On Friday, Lee County health officials advised caution around red tide, whose organisms produce brevetoxins that can affect the central nervous system of fish and other vertebrates, according to a media release. But they didn’t mention blue-green algae, which produces a variety of toxins that can affect the liver, nervous system or skin depending on its specific type.
It also referred residents to the Florida Poison Control Information Center, which handles questions about red tide and algae and has seen an increase in calls recently, information specialist Frank Alcantara said.
“Lots of respiratory trouble, runny nose, headaches, shortness of breath, coughing,” he said. “And every now and then, you get someone with intestinal distress.”
About 120 miles to the northeast on the Atlantic coast, Stuart also is experiencing a toxic algae bloom centered around the St. Lucie River. Both the St. Lucie and Caloosahatchee rivers drain the Everglades’ Lake Okeechobee, thanks to U.S. Army Corps of Engineers projects dating to the 1940s.
Sediment at the bottom of Lake Okeechobee was churned up during Hurricane Irma last year, helping set the stage for this year’s freshwater problems.
Martin Health System, the Stuart area’s major hospital and health care provider, now routinely questions its patients about their exposure to algae, Vice President Miguel Coty said.
“I think it’s our obligation to step up and take a position regarding the health of our community,” he said.
Hospitals in the Fort Myers area haven’t started similar measures, in large part because emergency departments aren’t seeing patients with symptoms that can be traced to the two algae species, said Lee Memorial spokesman Steve Doane.
So far, red tide has troubled more of Dr. Tyler Spradling’s patients than toxic algae, he said.
Lee Health system, which includes Lee Memorial Hospital’s emergency department, urgent-care clinics and primary-care offices, had seven cases of algae problems in July out of almost 33,500 visits, according to its records of diagnostic codes for exposure to harmful algae or its toxins compiled at the request of the News-Press.
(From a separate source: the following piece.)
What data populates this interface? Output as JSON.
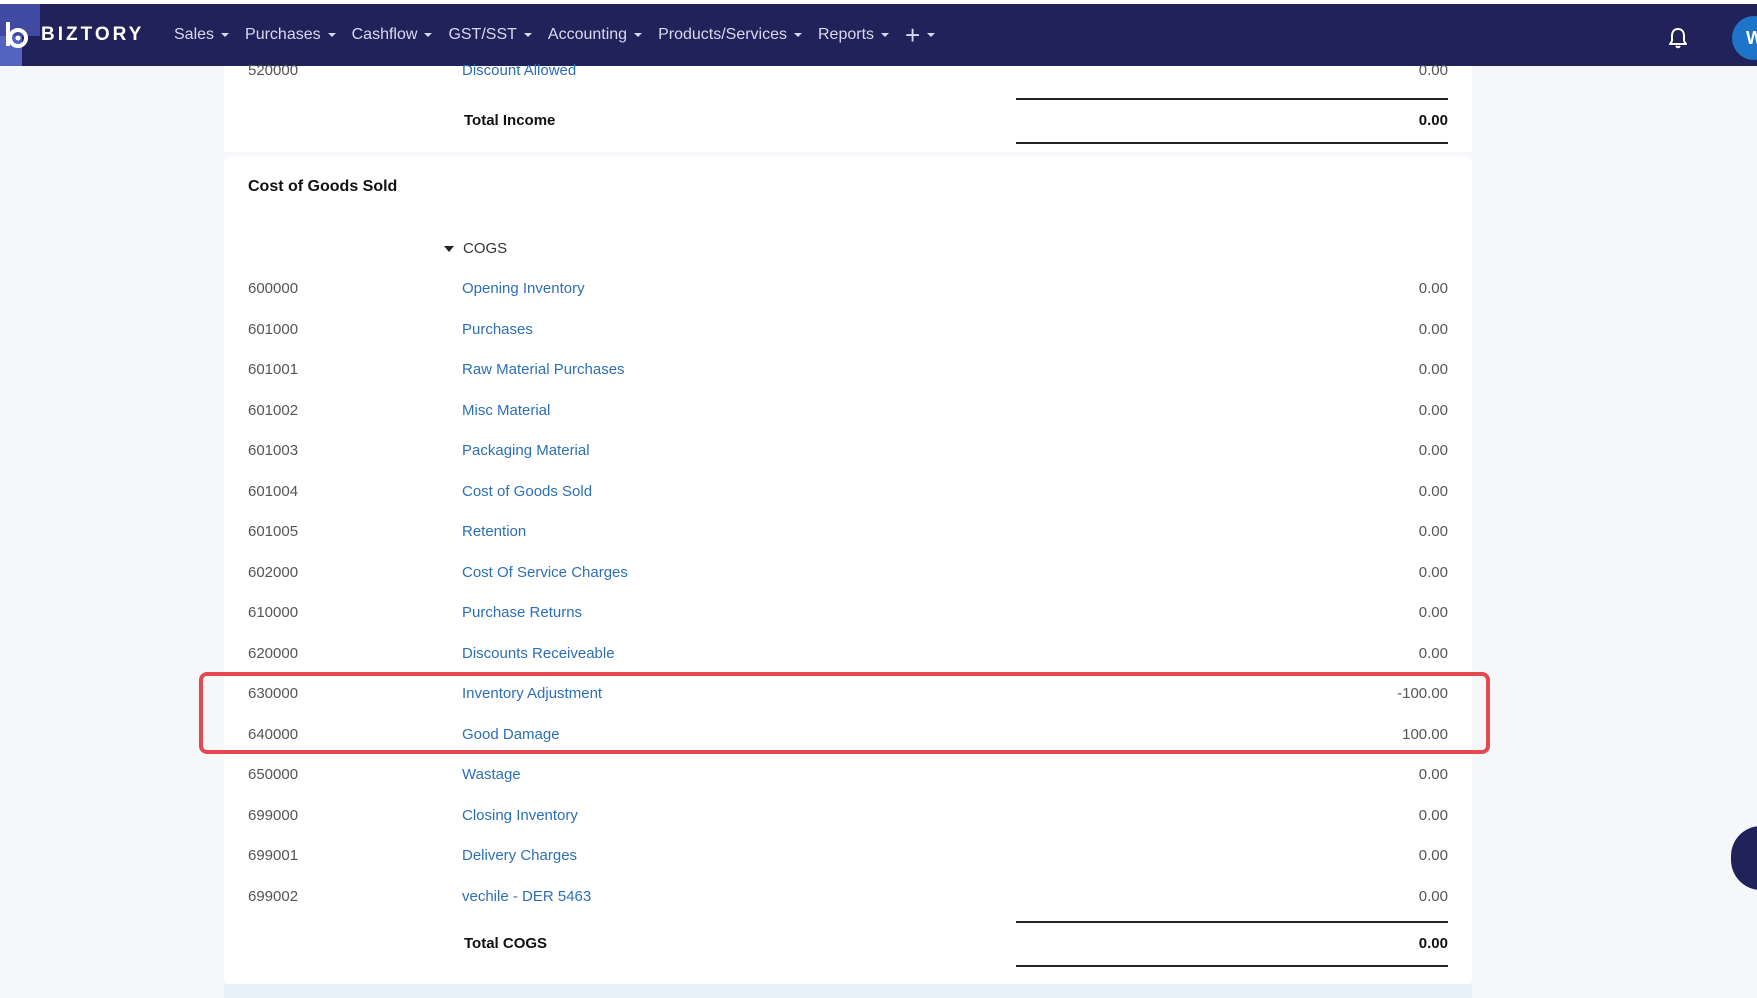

Only one of those cases came to the emergency room; no cases in any department were reported in July 2017.
A few studies do link some toxins in blue-green algae, which really are a type of bacteria called cyanobacteria that live in water and grow in sunlight and warmth, to grave illness when the algae is eaten, according to a July 2011 report in Discover magazine.
“There’re good reasons to believe it can lead to neurodegenerative diseases like Alzheimer’s, Parkinson’s, and ALS,” amyotrophic lateral sclerosis and better known as Lou Gehrid’s disease, said Professor Larry Brand, who studies phytoplankton at the University of Miami. Phytoplankton are microscopic marine algae.
Brand wants to research what happens to people when the toxins become airborne. His obstacle: the money.
“That can be a more direct route to your brain (than eating it),” he said. “If you breathe these toxins in, they can go directly into your blood system through your lungs, or go directly up the olfactory nerve, directly into your brain.”
Follow Amy Bennett Williams on Twitter: @AmySWFL
Staying healthy during red tide, algae blooms
▪ Avoid areas with active red tides if you have chronic respiratory problems, such as asthma. If symptoms persist, seek medical attention.
▪ Close the windows and run the air conditioner if you live near affected waters. Make sure your air-conditioner filter is clean.
▪ Don’t harvest or eat shellfish from areas with active red tide. But seafood, including shellfish, in restaurants, hotels, grocery stores, and markets is safe to eat. Cook oysters, clams and mussels thoroughly to prevent exposure to Vibrio vulnificus, a bacteria in seawater that .
Inland, minimize your exposure blue-green algae by not swimming or walking along the shores of waterways that have the algae. That includes children and pets.
It’s important not to swallow, inhale or have skin contact with water that has algae blooms. Boiling the water doesn’t remove the toxins.